=== Problem ===
What is needed here is an exact copy of all the entries below.

[Interface dataset entries]
────────────────────
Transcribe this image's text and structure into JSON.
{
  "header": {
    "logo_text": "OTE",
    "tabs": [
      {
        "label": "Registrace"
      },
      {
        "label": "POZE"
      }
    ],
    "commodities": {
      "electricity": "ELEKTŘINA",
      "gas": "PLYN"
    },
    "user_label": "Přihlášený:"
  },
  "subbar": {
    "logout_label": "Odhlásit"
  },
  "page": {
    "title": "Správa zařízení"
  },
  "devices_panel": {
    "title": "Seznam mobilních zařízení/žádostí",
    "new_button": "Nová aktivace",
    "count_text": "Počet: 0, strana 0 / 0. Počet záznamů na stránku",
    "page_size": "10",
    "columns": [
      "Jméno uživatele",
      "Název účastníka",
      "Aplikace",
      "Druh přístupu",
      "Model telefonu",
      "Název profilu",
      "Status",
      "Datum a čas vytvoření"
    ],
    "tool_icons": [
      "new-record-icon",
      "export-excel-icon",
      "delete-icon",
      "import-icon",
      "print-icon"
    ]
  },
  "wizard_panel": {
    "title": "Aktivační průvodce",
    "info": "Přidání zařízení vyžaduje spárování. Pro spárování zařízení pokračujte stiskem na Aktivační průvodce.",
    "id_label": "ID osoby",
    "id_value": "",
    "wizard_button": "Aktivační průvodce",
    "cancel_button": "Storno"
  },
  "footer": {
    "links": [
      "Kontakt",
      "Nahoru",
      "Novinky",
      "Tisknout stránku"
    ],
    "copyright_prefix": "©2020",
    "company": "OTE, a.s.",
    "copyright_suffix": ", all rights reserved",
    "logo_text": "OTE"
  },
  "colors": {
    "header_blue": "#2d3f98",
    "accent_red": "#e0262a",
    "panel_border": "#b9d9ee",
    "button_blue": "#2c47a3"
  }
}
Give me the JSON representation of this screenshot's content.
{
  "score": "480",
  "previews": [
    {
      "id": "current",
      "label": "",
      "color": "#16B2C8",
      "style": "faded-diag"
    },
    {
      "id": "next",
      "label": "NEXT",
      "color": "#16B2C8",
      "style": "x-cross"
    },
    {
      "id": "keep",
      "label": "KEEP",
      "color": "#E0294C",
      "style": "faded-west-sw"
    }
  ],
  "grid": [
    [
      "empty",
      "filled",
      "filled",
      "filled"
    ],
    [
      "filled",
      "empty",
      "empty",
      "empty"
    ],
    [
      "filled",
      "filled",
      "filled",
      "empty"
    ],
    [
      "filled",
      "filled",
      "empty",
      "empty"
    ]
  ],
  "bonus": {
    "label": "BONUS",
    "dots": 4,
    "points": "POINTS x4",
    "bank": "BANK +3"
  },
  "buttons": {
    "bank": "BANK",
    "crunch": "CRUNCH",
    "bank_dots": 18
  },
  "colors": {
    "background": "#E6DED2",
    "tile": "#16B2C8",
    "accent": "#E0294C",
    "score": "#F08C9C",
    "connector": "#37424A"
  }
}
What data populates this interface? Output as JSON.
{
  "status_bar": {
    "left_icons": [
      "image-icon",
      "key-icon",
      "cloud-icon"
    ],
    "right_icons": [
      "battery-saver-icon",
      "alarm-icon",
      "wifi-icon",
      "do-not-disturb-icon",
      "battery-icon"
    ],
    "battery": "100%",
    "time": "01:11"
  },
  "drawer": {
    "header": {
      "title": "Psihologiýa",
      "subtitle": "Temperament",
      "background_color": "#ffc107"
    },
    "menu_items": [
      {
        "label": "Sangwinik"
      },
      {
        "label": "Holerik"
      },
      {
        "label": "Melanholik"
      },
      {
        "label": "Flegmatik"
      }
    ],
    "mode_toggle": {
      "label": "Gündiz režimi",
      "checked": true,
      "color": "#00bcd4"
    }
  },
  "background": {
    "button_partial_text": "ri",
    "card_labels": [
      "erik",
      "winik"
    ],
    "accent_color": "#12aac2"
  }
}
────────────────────
=== Answer to this exercise ===
Transcribe this image's text and structure into JSON.
{
  "header": {
    "logo_text": "OTE",
    "tabs": [
      {
        "label": "Registrace"
      },
      {
        "label": "POZE"
      }
    ],
    "commodities": {
      "electricity": "ELEKTŘINA",
      "gas": "PLYN"
    },
    "user_label": "Přihlášený:"
  },
  "subbar": {
    "logout_label": "Odhlásit"
  },
  "page": {
    "title": "Správa zařízení"
  },
  "devices_panel": {
    "title": "Seznam mobilních zařízení/žádostí",
    "new_button": "Nová aktivace",
    "count_text": "Počet: 0, strana 0 / 0. Počet záznamů na stránku",
    "page_size": "10",
    "columns": [
      "Jméno uživatele",
      "Název účastníka",
      "Aplikace",
      "Druh přístupu",
      "Model telefonu",
      "Název profilu",
      "Status",
      "Datum a čas vytvoření"
    ],
    "tool_icons": [
      "new-record-icon",
      "export-excel-icon",
      "delete-icon",
      "import-icon",
      "print-icon"
    ]
  },
  "wizard_panel": {
    "title": "Aktivační průvodce",
    "info": "Přidání zařízení vyžaduje spárování. Pro spárování zařízení pokračujte stiskem na Aktivační průvodce.",
    "id_label": "ID osoby",
    "id_value": "",
    "wizard_button": "Aktivační průvodce",
    "cancel_button": "Storno"
  },
  "footer": {
    "links": [
      "Kontakt",
      "Nahoru",
      "Novinky",
      "Tisknout stránku"
    ],
    "copyright_prefix": "©2020",
    "company": "OTE, a.s.",
    "copyright_suffix": ", all rights reserved",
    "logo_text": "OTE"
  },
  "colors": {
    "header_blue": "#2d3f98",
    "accent_red": "#e0262a",
    "panel_border": "#b9d9ee",
    "button_blue": "#2c47a3"
  }
}
Give me the JSON representation of this screenshot's content.
{
  "score": "480",
  "previews": [
    {
      "id": "current",
      "label": "",
      "color": "#16B2C8",
      "style": "faded-diag"
    },
    {
      "id": "next",
      "label": "NEXT",
      "color": "#16B2C8",
      "style": "x-cross"
    },
    {
      "id": "keep",
      "label": "KEEP",
      "color": "#E0294C",
      "style": "faded-west-sw"
    }
  ],
  "grid": [
    [
      "empty",
      "filled",
      "filled",
      "filled"
    ],
    [
      "filled",
      "empty",
      "empty",
      "empty"
    ],
    [
      "filled",
      "filled",
      "filled",
      "empty"
    ],
    [
      "filled",
      "filled",
      "empty",
      "empty"
    ]
  ],
  "bonus": {
    "label": "BONUS",
    "dots": 4,
    "points": "POINTS x4",
    "bank": "BANK +3"
  },
  "buttons": {
    "bank": "BANK",
    "crunch": "CRUNCH",
    "bank_dots": 18
  },
  "colors": {
    "background": "#E6DED2",
    "tile": "#16B2C8",
    "accent": "#E0294C",
    "score": "#F08C9C",
    "connector": "#37424A"
  }
}
What data populates this interface? Output as JSON.
{
  "status_bar": {
    "left_icons": [
      "image-icon",
      "key-icon",
      "cloud-icon"
    ],
    "right_icons": [
      "battery-saver-icon",
      "alarm-icon",
      "wifi-icon",
      "do-not-disturb-icon",
      "battery-icon"
    ],
    "battery": "100%",
    "time": "01:11"
  },
  "drawer": {
    "header": {
      "title": "Psihologiýa",
      "subtitle": "Temperament",
      "background_color": "#ffc107"
    },
    "menu_items": [
      {
        "label": "Sangwinik"
      },
      {
        "label": "Holerik"
      },
      {
        "label": "Melanholik"
      },
      {
        "label": "Flegmatik"
      }
    ],
    "mode_toggle": {
      "label": "Gündiz režimi",
      "checked": true,
      "color": "#00bcd4"
    }
  },
  "background": {
    "button_partial_text": "ri",
    "card_labels": [
      "erik",
      "winik"
    ],
    "accent_color": "#12aac2"
  }
}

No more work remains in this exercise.